▶ TASK INSTRUCTIONS
All that belongs in the answer is the lines from the one containing "What data populates" to the end of the listing below, copied exactly, pictures excluded.
# # # # # # #
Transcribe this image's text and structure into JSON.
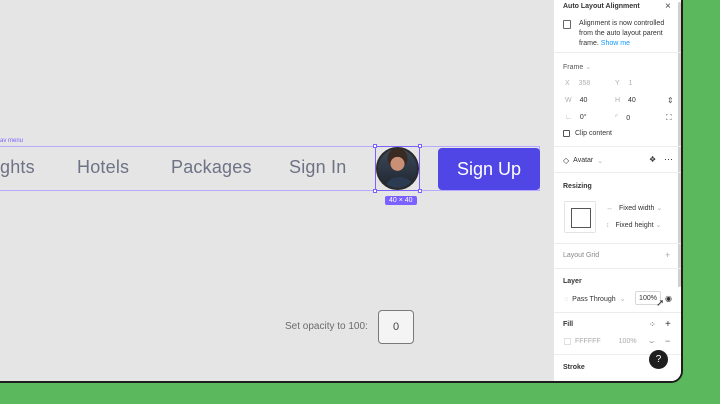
{
  "canvas": {
    "frame_label": "av menu",
    "nav_items": [
      "ghts",
      "Hotels",
      "Packages",
      "Sign In"
    ],
    "size_badge": "40 × 40",
    "signup_label": "Sign Up",
    "opacity_hint": "Set opacity to 100:",
    "key_label": "0"
  },
  "panel": {
    "notice_title": "Auto Layout Alignment",
    "notice_text": "Alignment is now controlled from the auto layout parent frame.",
    "notice_link": "Show me",
    "frame_label": "Frame",
    "x_label": "X",
    "x_value": "358",
    "y_label": "Y",
    "y_value": "1",
    "w_label": "W",
    "w_value": "40",
    "h_label": "H",
    "h_value": "40",
    "rotation_value": "0°",
    "radius_value": "0",
    "clip_content": "Clip content",
    "component_name": "Avatar",
    "resizing_title": "Resizing",
    "fixed_width": "Fixed width",
    "fixed_height": "Fixed height",
    "layout_grid": "Layout Grid",
    "layer_title": "Layer",
    "blend_mode": "Pass Through",
    "layer_opacity": "100%",
    "fill_title": "Fill",
    "fill_hex": "FFFFFF",
    "fill_opacity": "100%",
    "stroke_title": "Stroke"
  },
  "help_label": "?",
  "colors": {
    "accent": "#7b61ff",
    "button": "#4f46e5",
    "desktop": "#5cb85c"
  }
}
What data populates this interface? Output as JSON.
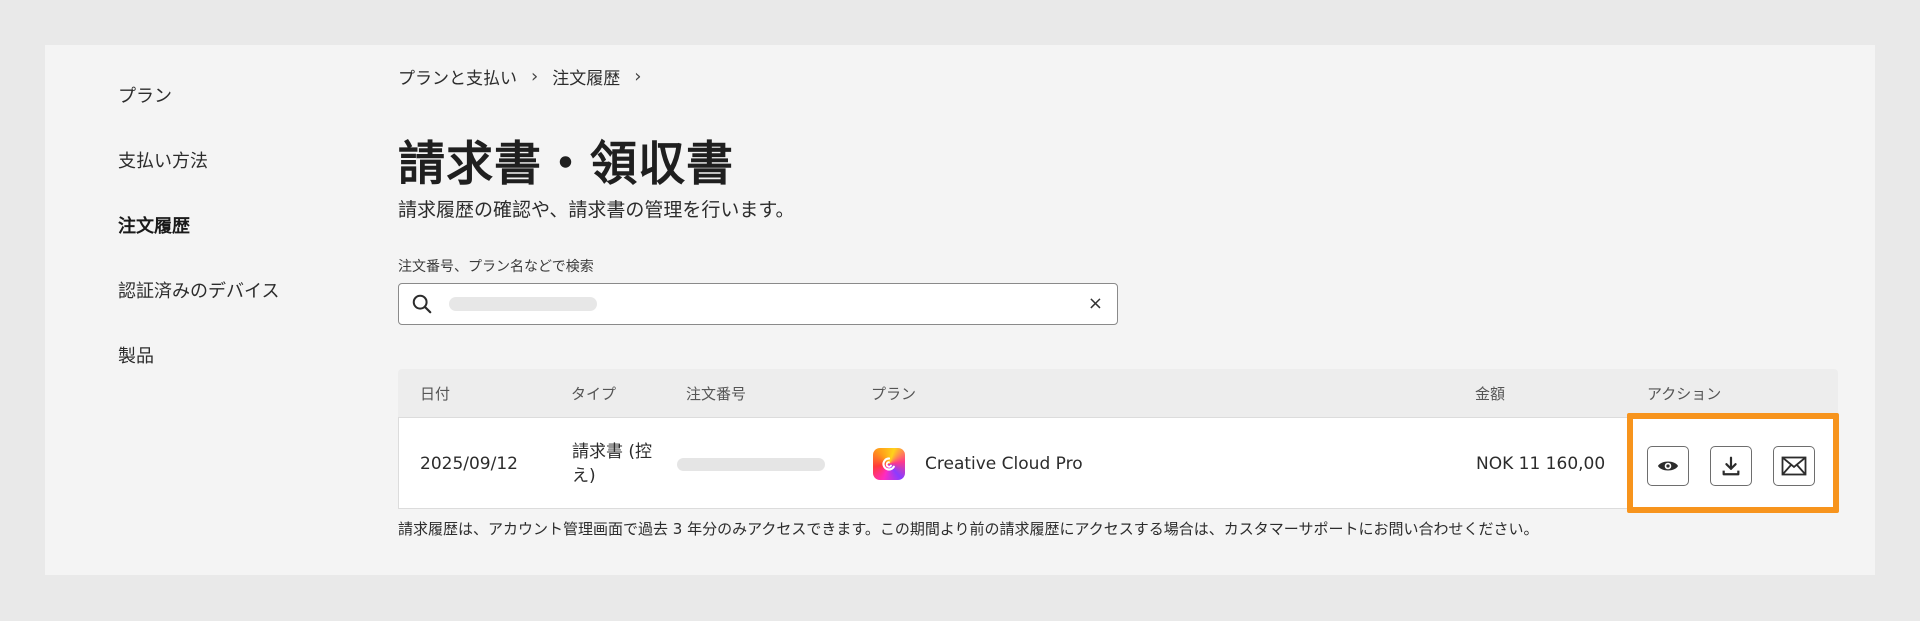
{
  "sidebar": {
    "items": [
      {
        "label": "プラン"
      },
      {
        "label": "支払い方法"
      },
      {
        "label": "注文履歴"
      },
      {
        "label": "認証済みのデバイス"
      },
      {
        "label": "製品"
      }
    ]
  },
  "breadcrumb": {
    "items": [
      "プランと支払い",
      "注文履歴"
    ],
    "separator": "›"
  },
  "page": {
    "title": "請求書・領収書",
    "description": "請求履歴の確認や、請求書の管理を行います。"
  },
  "search": {
    "label": "注文番号、プラン名などで検索",
    "value": "",
    "clear_glyph": "×"
  },
  "table": {
    "columns": [
      "日付",
      "タイプ",
      "注文番号",
      "プラン",
      "金額",
      "アクション"
    ],
    "rows": [
      {
        "date": "2025/09/12",
        "type_line1": "請求書 (控",
        "type_line2": "え)",
        "order_number": "",
        "plan": "Creative Cloud Pro",
        "amount": "NOK 11 160,00"
      }
    ]
  },
  "footnote": "請求履歴は、アカウント管理画面で過去 3 年分のみアクセスできます。この期間より前の請求履歴にアクセスする場合は、カスタマーサポートにお問い合わせください。",
  "icons": {
    "view": "eye-icon",
    "download": "download-icon",
    "email": "envelope-icon",
    "search": "search-icon",
    "plan": "creative-cloud-icon"
  },
  "colors": {
    "highlight": "#f7941d",
    "panel": "#f4f4f4",
    "background": "#e9e9e9"
  }
}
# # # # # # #
▶ TASK ANSWER
What data populates this interface? Output as JSON.
{
  "sidebar": {
    "items": [
      {
        "label": "プラン"
      },
      {
        "label": "支払い方法"
      },
      {
        "label": "注文履歴"
      },
      {
        "label": "認証済みのデバイス"
      },
      {
        "label": "製品"
      }
    ]
  },
  "breadcrumb": {
    "items": [
      "プランと支払い",
      "注文履歴"
    ],
    "separator": "›"
  },
  "page": {
    "title": "請求書・領収書",
    "description": "請求履歴の確認や、請求書の管理を行います。"
  },
  "search": {
    "label": "注文番号、プラン名などで検索",
    "value": "",
    "clear_glyph": "×"
  },
  "table": {
    "columns": [
      "日付",
      "タイプ",
      "注文番号",
      "プラン",
      "金額",
      "アクション"
    ],
    "rows": [
      {
        "date": "2025/09/12",
        "type_line1": "請求書 (控",
        "type_line2": "え)",
        "order_number": "",
        "plan": "Creative Cloud Pro",
        "amount": "NOK 11 160,00"
      }
    ]
  },
  "footnote": "請求履歴は、アカウント管理画面で過去 3 年分のみアクセスできます。この期間より前の請求履歴にアクセスする場合は、カスタマーサポートにお問い合わせください。",
  "icons": {
    "view": "eye-icon",
    "download": "download-icon",
    "email": "envelope-icon",
    "search": "search-icon",
    "plan": "creative-cloud-icon"
  },
  "colors": {
    "highlight": "#f7941d",
    "panel": "#f4f4f4",
    "background": "#e9e9e9"
  }
}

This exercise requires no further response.